▶ Problem
Check each line of the data for the string "label". Report how many have it, and give nothing else.

Start of Records supplied

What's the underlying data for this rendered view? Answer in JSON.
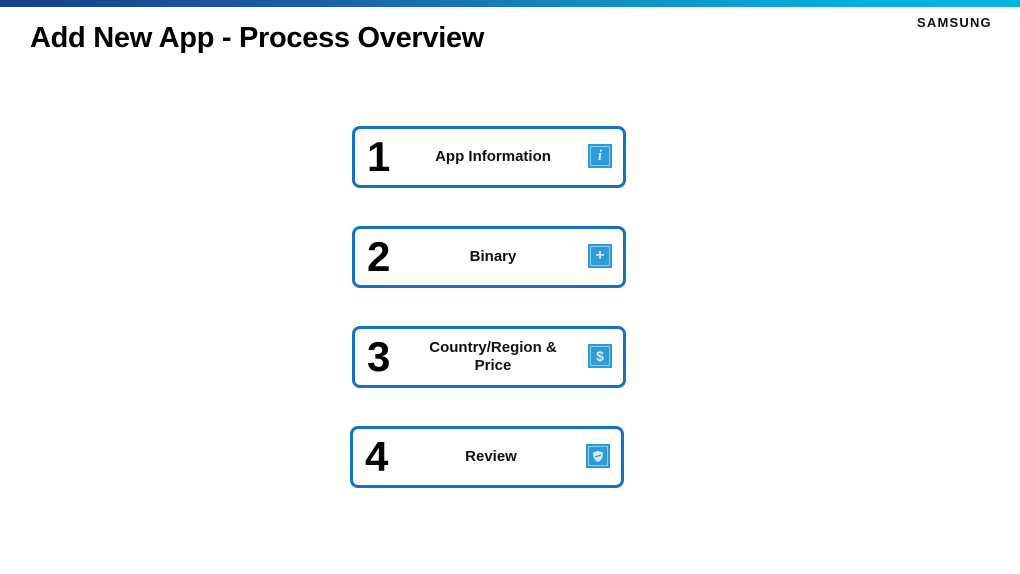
{
  "header": {
    "title": "Add New App - Process Overview",
    "brand": "SAMSUNG",
    "accent_gradient": [
      "#1b3f8b",
      "#04b5de"
    ]
  },
  "steps": [
    {
      "number": "1",
      "label": "App Information",
      "icon": "info-icon",
      "glyph": "i"
    },
    {
      "number": "2",
      "label": "Binary",
      "icon": "plus-icon",
      "glyph": "+"
    },
    {
      "number": "3",
      "label": "Country/Region & Price",
      "icon": "dollar-icon",
      "glyph": "$"
    },
    {
      "number": "4",
      "label": "Review",
      "icon": "shield-icon",
      "glyph": ""
    }
  ],
  "colors": {
    "step_border": "#1571c4",
    "icon_bg": "#2d9bd9"
  }
}
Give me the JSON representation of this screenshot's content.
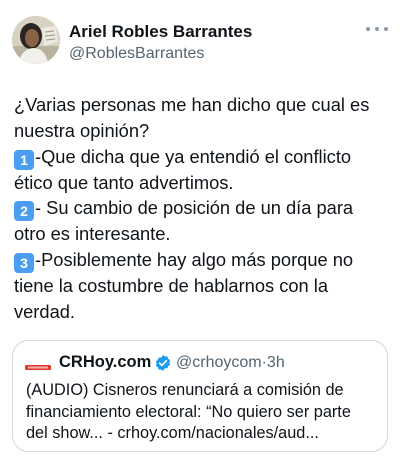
{
  "author": {
    "name": "Ariel Robles Barrantes",
    "handle": "@RoblesBarrantes"
  },
  "tweet": {
    "lines": [
      "¿Varias personas me han dicho que cual es",
      "nuestra opinión?",
      "-Que dicha que ya entendió el conflicto",
      "ético que tanto advertimos.",
      "- Su cambio de posición de un día para",
      "otro es interesante.",
      "-Posiblemente hay algo más porque no",
      "tiene la costumbre de hablarnos con la",
      "verdad."
    ],
    "keycaps": [
      "1",
      "2",
      "3"
    ]
  },
  "quoted": {
    "name": "CRHoy.com",
    "handle": "@crhoycom",
    "separator": "·",
    "time": "3h",
    "lines": [
      "(AUDIO) Cisneros renunciará a comisión de",
      "financiamiento electoral: “No quiero ser parte",
      "del show... - crhoy.com/nacionales/aud..."
    ]
  },
  "colors": {
    "text": "#0f1419",
    "secondary": "#536471",
    "keycap": "#4a9df0",
    "verified": "#1d9bf0",
    "border": "#cfd9de"
  },
  "icons": {
    "more": "more-dots-icon",
    "verified": "verified-badge-icon",
    "keycap": "keycap-digit-icon"
  }
}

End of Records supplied

▶ Exercise response
4